The personal liability for business debts
In the case of a sole proprietorship, you as the business owner and your company are considered to be the same legal entity. You are personally liable for your company’s debts. If your business can’t make payments on time for its debts, creditors may try to take your personal assets. Because your company isn’t its own legal entity, it can’t file an independent bankruptcy action, which means that you’ll have to file a personal bankruptcy to gain debt protection.
Generally, if you’re the owner of a limited liability company (LLC) or an S corporation, you wouldn’t be held personally responsible for any business debts. The company is its own entity and can file for bankruptcy independently of you. However, there is a chance you might be liable for certain company debts, especially if you personally guaranteed a loan or something similar.
The effects of bankruptcy on your personal credit
If you’re a sole proprietor, your credit and the company’s credit are the same. While the bankruptcy can remain on your credit history for up to 10 years, you should understand that it is seldom an absolute barrier to obtaining credit in the future. You can rebuild your credit quickly with the right steps.
For an LLC or corporation, the business’ bankruptcy filed under Chapter 7 or 11 shouldn’t impact your credit personally. However, if you personally guaranteed a business debt and don’t pay it, that can.
Keeping your business open through bankruptcy
There are several advantages to filing under Chapter 11 bankruptcy, one of the biggest of which is that your business gets to continue its operations while following a plan to pay down your business’ debts over time.
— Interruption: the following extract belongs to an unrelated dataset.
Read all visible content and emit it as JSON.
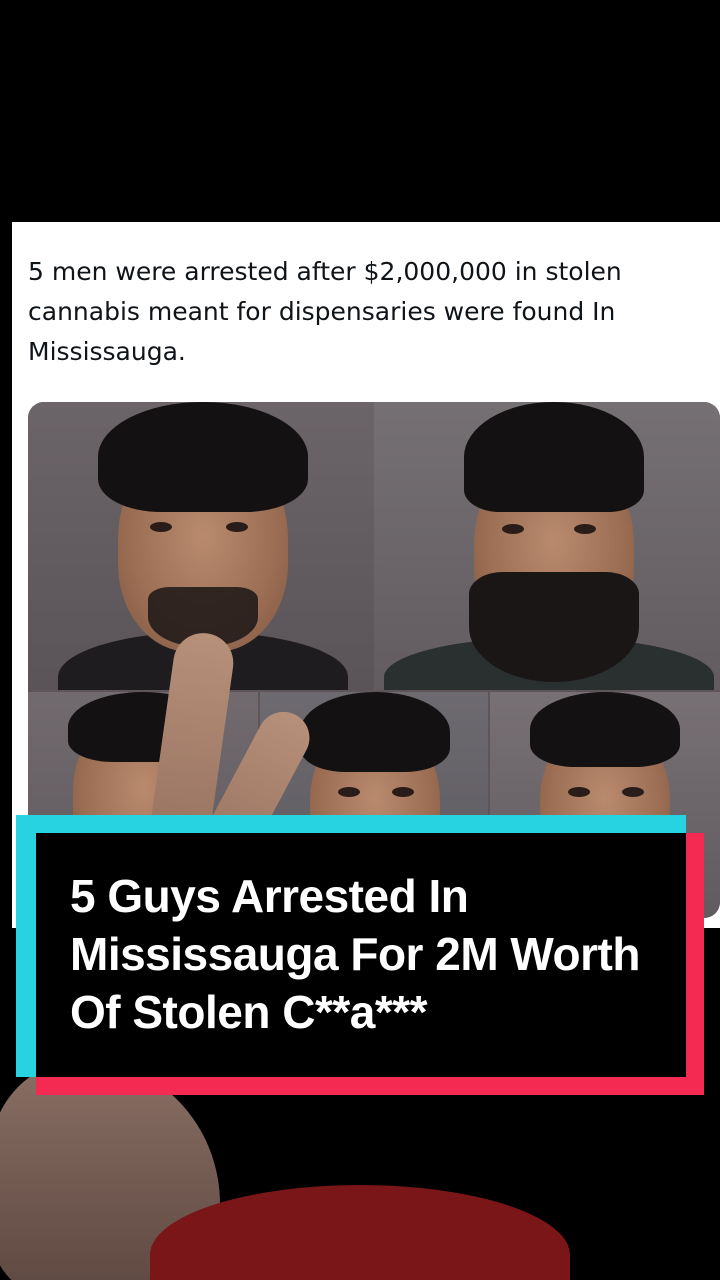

If your small business needs to file for bankruptcy, it’s important that you understand the process that pertains to your situation. Speaking to an experienced Austin attorney can help you understand the ins and outs of bankruptcy procedures in Texas.